··· Records to use ···

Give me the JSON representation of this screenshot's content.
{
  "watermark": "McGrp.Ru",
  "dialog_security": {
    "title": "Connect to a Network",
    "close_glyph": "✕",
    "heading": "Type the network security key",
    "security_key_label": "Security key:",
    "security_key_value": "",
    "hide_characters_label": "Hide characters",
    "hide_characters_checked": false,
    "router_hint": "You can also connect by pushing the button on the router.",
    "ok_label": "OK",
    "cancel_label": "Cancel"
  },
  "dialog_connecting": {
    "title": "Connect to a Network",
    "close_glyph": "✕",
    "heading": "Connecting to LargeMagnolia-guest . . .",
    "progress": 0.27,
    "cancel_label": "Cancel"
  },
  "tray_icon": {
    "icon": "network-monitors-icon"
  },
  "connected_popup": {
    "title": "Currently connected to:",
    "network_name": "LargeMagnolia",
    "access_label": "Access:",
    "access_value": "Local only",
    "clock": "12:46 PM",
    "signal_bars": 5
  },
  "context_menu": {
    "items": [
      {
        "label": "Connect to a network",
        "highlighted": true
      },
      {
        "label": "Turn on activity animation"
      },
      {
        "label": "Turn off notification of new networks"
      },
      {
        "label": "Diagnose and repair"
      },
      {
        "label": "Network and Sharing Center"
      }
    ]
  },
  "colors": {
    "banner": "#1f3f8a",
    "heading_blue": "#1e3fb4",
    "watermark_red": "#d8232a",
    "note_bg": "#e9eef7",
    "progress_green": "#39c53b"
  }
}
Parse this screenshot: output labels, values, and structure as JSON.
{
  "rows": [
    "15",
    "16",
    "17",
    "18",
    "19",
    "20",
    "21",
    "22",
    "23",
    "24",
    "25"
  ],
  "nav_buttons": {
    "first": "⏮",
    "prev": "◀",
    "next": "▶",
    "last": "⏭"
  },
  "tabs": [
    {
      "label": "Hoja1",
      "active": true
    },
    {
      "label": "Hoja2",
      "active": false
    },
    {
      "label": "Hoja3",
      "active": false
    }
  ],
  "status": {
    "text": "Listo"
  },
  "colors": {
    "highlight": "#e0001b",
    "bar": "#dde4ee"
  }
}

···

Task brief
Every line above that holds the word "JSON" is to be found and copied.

Written reply
Give me the JSON representation of this screenshot's content.
Parse this screenshot: output labels, values, and structure as JSON.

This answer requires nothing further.